I walked the woods again tonight, on a beautiful summer’s evening when the evening light was just begging to be visited. I felt drawn to my favourite hidden valley, a place of streams and waterfalls and kingfishers, of rich greens and deer lapping at the water’s edge.
The binoculars were slung over my shoulders: this was ostensibly a birding expedition. But in reality it was time out to work through the events of a long day, of good and bad, joy and pain, music and tears.
But tonight, the valley was already cast in shadows. It was dark and gloomy and uninviting. The little winding path was overgrown. The stream was a series of stagnant pools, too low to flow over the waterfalls. The stepping stones, half-hidden under towering bracken, had become a trap for the unwary.

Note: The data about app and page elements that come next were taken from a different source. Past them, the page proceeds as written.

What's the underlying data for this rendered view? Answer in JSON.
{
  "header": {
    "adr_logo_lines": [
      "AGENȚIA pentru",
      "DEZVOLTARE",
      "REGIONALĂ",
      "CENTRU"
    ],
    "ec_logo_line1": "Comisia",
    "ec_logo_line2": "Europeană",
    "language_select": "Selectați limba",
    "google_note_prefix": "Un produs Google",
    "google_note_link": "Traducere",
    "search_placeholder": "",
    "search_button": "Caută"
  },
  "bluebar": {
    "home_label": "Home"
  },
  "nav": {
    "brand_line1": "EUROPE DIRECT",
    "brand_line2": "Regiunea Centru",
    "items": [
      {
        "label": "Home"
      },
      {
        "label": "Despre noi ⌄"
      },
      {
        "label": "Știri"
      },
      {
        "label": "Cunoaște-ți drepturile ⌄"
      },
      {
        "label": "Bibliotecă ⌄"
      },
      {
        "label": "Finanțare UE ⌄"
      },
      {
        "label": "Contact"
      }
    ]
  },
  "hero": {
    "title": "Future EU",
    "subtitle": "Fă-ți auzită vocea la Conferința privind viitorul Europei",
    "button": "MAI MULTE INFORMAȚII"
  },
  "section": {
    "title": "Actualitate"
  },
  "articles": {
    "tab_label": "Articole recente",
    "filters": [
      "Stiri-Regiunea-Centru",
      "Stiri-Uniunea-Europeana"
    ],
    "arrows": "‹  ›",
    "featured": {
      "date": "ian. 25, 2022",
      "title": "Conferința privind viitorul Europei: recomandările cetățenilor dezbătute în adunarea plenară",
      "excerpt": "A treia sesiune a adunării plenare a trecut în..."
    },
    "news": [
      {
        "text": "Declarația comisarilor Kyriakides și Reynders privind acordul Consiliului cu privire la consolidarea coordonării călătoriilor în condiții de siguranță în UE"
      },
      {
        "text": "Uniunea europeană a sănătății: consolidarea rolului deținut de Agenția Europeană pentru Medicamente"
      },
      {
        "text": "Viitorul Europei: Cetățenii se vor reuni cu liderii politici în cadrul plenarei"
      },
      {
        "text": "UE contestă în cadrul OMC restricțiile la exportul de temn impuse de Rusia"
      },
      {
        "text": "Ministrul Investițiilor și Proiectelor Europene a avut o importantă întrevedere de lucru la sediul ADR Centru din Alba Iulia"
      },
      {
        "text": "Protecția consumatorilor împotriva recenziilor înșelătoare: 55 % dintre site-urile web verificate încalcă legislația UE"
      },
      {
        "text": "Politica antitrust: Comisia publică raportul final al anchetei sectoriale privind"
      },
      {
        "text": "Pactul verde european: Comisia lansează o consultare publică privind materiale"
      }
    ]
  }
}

Tonight, it felt like the valley of the shadow of death.
Higher up the slope, the evening light struck enticingly through the woods. Deer crashed away through the glowing trees. The upper reaches of the wood were bathed in full, glorious sunshine. The sky above me was clear blue.
I’d taken the wrong path, chosen the wrong route.
Suddenly I am stopped in my tracks. A thrush, unseen in the canopy above, is singing. No, not just singing, almost shrieking with joy. A series of ecstatic trills and fine, careless rapture cuts through the breezeless silence.
The sound of the valley of the shadow of death is not only weeping, but it is also singing. I heard some of both this afternoon, young women sobbing as they saw what age and illness can do to people you love; the old and infirm gathering to sing hymns from their hospital wheelchairs. “All my hope on God is founded,” they sang in clear, strong voices from their broken bodies. The preacher reminded them what courage it took to pray the Lord’s prayer and actually mean it. “Your will be done” cost Jesus his life, after all.
The valley of the shadow of death can never be a happy place, I don’t think, although so many find its embrace a merciful one in the end. But it should never be a place of fear or of hopelessness. There is always sunshine on the slopes above and the joyful, joyous song of the ages ringing through the darkness.